A: Bertolt Brecht Pf: 1932, Berlin Pb: 1932; rev. 1938 Tr: 1965 G: Pol. drama in 15 scenes; German prose with songs S: Russia, 1905–17 C: 18m, 7f, extrasPelagea Vlassova is so poor that she can afford to give only watery soup to her son Pavel. She asks the audience what a poor widow can do, especially as Pavel's wages have been cut by the Suchlinov works. When Pavel invites revolutionary workers back to their apartment, Vlassova is very worried. The Tsarist police raid the house, leaving it in a mess. In order to protect Pavel, Vlassova offers to distribute revolutionary pamphlets and so finds herself being drawn into political involvement. When she witnesses the brutal suppression of a peaceful demonstration, she becomes fully committed to the socialist cause. Pavel is arrested and sent to Siberia, and she becomes an active revolutionary, learns to read, and helps striking workers. When Pavel escapes from Siberia, mother and son feel closer than ever before. Even when Pavel is arrested and shot, she does not waver in her commitment, rejecting the hypocritical sympathy of her neighbours. Vlassova, as an old woman, carries the red flag in the 1917 anti-war demonstration that will lead to the Bolshevik Revolution.
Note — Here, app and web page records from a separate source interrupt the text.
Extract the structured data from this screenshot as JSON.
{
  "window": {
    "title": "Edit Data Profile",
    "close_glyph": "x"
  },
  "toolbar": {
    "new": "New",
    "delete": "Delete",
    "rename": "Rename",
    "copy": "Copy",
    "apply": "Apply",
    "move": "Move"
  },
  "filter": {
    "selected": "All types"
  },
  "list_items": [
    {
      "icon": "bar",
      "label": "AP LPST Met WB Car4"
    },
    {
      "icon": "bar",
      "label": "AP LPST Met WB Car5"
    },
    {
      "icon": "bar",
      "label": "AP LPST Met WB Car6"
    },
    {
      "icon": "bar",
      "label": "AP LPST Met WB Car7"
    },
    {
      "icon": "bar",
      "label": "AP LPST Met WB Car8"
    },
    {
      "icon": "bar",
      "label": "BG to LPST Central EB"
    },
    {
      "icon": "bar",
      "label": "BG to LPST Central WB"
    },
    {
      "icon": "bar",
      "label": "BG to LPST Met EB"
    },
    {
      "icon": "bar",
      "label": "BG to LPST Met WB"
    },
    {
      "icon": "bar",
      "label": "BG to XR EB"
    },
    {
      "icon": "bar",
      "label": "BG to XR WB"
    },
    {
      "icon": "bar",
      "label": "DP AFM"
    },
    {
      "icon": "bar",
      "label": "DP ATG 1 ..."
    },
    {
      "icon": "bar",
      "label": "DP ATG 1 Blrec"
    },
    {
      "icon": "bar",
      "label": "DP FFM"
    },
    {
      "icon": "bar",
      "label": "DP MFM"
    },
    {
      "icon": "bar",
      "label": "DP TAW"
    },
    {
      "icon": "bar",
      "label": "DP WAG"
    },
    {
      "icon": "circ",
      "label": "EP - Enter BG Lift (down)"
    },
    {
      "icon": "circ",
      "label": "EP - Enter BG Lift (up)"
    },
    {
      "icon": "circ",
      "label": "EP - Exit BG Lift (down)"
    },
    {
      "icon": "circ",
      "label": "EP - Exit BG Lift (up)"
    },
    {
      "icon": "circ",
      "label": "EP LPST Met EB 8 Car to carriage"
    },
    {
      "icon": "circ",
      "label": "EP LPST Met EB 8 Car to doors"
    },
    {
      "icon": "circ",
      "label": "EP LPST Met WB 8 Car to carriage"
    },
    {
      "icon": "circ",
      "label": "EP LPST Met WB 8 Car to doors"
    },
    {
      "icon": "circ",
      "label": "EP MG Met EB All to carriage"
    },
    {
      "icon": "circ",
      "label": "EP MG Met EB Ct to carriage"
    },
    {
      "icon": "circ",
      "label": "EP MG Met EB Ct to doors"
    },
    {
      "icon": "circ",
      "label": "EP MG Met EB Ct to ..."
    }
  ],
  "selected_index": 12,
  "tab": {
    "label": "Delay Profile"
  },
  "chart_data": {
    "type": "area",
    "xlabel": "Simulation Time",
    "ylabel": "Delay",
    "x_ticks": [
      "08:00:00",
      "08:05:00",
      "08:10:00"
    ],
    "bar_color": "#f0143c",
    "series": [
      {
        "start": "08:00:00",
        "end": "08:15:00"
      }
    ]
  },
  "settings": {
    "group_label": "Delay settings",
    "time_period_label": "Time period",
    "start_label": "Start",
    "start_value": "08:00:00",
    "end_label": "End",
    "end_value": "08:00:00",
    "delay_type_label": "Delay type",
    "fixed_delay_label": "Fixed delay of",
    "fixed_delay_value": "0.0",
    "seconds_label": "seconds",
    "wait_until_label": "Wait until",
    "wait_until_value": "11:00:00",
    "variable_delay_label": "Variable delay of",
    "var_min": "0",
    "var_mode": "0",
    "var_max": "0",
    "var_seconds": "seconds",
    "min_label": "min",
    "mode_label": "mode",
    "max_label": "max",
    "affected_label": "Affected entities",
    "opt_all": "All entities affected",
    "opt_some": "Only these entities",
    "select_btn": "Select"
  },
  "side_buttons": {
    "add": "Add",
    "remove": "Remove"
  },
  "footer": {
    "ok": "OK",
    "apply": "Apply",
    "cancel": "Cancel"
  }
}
A: Bertolt Brecht Pf: 1932, Berlin Pb: 1932; rev. 1938 Tr: 1965 G: Pol. drama in 15 scenes; German prose with songs S: Russia, 1905–17 C: 18m, 7f, extras
Loosely based on a novel by Gorky, Brecht traced here the development of an ordinary working-class woman into full revolutionary consciousness. Employing many of his ‘distancing’ techniques, including direct address to the audience and songs set to Hanns Eisler's music, Brecht was attempting to inspire his contemporaries to resist Fascism, despite the obvious setbacks that the socialist cause was suffering.